“This partnership is really enriching to MGH and together we believe that we are making a real difference in the lives of children and their families,” said Louise Ivers, MD, MPH, DTM&H, Executive Director of the Center for Global Health, the entity at MGH that oversees the partnership.
Although medical resources in Mbarara are far fewer than in Boston, Dr. Weinstein is optimistic. “That gap is slowly narrowing and I think we’re really going to make tremendous progress in the next couple of years,” he said.
Despite having the key elements of a successful department in place, support is still needed to sustain progress. “Philanthropy remains a real key as far as making any headway going forward,” Dr. Weinstein said.
Dr. Ivers echoes this fact. “Our patients can’t pay us and we never ask them to, so philanthropy really allows us the freedom to focus on the care of the patient.”
The Pediatric Oncology Clinic at MRRH is a welcoming space for children. Large, colorful paintings of friendly wildlife and inspirational messages adorn the walls.
Mary Natweeta, a young mother from a village roughly 30 miles from MRRH, is eager to share her son’s experience in Dr. Atwiine’s care.
“His breathing was not good, and he had a cough. I was so worried about my child. But then we came and he had a biopsy here. Now he is eating and drinking and enjoying. Currently the boy is fine,” she says, her face communicating relief unique to a mother. “Now I have hope my child will be fine. I appreciate it for sure.”
“For me the greatest tragedy of cancer is children who die without anyone suspecting that they have cancer,” Dr. Atwiine says. “The whole aim of this unit is to give every child a chance.
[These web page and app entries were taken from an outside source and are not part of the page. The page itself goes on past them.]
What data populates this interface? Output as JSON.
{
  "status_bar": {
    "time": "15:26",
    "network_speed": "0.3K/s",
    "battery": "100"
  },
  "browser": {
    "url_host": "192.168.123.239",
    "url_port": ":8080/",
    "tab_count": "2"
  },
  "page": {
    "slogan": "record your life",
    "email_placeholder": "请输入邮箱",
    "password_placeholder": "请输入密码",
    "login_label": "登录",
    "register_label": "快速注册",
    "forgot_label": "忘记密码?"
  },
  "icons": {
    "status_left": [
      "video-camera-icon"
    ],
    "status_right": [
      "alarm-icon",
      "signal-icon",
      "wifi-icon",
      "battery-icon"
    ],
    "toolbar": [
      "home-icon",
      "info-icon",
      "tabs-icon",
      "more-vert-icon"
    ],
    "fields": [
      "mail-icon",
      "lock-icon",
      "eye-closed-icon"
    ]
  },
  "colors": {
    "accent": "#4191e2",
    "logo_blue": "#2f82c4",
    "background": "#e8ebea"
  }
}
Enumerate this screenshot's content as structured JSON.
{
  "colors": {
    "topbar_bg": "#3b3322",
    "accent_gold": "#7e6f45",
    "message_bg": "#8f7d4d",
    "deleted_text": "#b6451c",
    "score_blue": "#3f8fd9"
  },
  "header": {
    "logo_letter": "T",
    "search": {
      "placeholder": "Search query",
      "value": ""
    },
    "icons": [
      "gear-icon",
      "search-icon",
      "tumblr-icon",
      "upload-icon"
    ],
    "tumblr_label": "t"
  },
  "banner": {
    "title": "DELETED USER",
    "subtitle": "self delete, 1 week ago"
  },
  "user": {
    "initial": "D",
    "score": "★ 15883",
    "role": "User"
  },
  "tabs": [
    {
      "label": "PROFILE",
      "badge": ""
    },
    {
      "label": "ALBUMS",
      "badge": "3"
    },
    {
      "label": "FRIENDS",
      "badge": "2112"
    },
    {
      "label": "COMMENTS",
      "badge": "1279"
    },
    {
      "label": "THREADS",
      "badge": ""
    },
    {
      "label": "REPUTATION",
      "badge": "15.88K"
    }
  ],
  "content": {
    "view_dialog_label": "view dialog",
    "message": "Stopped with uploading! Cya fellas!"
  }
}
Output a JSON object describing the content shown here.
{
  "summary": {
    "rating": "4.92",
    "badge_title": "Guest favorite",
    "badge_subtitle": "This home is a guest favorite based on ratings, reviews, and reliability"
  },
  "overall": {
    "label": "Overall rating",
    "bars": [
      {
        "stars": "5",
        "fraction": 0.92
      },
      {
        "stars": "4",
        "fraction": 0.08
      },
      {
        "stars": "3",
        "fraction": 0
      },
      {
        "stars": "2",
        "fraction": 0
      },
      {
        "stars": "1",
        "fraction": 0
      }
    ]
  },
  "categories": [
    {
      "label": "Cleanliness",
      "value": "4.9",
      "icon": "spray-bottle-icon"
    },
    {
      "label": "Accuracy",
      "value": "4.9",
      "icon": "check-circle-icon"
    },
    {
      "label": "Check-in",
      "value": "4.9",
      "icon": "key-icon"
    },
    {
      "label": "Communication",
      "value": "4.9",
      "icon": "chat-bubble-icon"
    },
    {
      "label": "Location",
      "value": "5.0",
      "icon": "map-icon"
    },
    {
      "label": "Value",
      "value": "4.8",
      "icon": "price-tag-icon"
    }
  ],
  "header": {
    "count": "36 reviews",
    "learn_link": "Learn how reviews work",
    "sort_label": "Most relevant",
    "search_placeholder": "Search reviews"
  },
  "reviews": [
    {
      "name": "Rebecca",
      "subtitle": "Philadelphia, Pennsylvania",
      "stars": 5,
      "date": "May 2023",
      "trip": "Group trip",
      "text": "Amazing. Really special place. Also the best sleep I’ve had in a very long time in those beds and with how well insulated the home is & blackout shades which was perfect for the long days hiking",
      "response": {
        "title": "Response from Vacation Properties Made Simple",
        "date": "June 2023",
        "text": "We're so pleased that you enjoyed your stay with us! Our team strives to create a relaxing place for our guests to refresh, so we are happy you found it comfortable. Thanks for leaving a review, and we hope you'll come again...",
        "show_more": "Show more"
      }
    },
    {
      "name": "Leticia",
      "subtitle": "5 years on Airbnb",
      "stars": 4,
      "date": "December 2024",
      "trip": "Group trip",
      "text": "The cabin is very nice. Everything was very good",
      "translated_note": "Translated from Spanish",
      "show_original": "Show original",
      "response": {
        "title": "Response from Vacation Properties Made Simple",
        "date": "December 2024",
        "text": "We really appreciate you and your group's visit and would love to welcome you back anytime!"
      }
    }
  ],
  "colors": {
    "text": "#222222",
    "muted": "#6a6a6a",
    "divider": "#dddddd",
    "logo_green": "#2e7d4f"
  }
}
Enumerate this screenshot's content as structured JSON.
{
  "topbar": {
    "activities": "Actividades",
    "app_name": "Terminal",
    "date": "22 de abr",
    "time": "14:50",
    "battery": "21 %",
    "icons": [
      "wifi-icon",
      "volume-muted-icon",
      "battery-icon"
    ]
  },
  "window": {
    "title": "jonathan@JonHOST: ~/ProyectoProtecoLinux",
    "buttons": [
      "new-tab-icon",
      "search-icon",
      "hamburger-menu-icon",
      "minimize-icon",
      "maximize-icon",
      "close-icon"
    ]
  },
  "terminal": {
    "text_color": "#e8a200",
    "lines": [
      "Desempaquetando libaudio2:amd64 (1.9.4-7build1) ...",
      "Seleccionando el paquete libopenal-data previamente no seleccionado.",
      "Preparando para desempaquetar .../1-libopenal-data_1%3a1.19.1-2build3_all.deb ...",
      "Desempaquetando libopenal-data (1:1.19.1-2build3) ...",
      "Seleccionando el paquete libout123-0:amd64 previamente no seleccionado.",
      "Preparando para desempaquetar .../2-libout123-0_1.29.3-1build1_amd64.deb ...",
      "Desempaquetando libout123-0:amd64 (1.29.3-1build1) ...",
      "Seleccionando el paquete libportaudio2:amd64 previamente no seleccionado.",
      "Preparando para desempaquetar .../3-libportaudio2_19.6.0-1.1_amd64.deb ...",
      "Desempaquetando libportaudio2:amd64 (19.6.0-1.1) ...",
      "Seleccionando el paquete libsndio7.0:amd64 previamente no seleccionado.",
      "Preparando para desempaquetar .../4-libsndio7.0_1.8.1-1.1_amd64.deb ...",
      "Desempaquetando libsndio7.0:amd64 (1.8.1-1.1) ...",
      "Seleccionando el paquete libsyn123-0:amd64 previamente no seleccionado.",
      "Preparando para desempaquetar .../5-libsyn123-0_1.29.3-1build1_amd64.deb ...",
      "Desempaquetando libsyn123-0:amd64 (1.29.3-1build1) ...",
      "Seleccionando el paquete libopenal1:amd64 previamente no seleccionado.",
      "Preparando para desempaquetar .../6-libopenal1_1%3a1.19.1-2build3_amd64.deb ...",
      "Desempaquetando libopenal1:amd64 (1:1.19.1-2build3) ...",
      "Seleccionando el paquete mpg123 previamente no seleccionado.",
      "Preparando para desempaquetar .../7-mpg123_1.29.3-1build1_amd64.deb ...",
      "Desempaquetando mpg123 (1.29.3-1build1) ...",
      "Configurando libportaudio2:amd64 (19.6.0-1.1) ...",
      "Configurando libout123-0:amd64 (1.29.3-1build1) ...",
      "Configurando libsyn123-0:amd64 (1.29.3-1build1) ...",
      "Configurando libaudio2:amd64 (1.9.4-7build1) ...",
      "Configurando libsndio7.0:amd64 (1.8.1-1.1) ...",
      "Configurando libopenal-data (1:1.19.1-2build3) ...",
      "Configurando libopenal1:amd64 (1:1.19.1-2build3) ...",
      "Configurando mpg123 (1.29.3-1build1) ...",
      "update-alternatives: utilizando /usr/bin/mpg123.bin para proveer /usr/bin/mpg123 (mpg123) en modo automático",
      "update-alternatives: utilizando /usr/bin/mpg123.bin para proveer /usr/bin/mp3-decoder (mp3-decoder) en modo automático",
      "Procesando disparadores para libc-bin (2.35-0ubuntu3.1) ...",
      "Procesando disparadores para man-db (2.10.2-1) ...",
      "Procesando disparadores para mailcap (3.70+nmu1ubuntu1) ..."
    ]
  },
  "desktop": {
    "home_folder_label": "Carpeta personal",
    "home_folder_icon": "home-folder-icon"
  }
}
A chance at diagnosis, a chance at treatment and a chance at a cure.”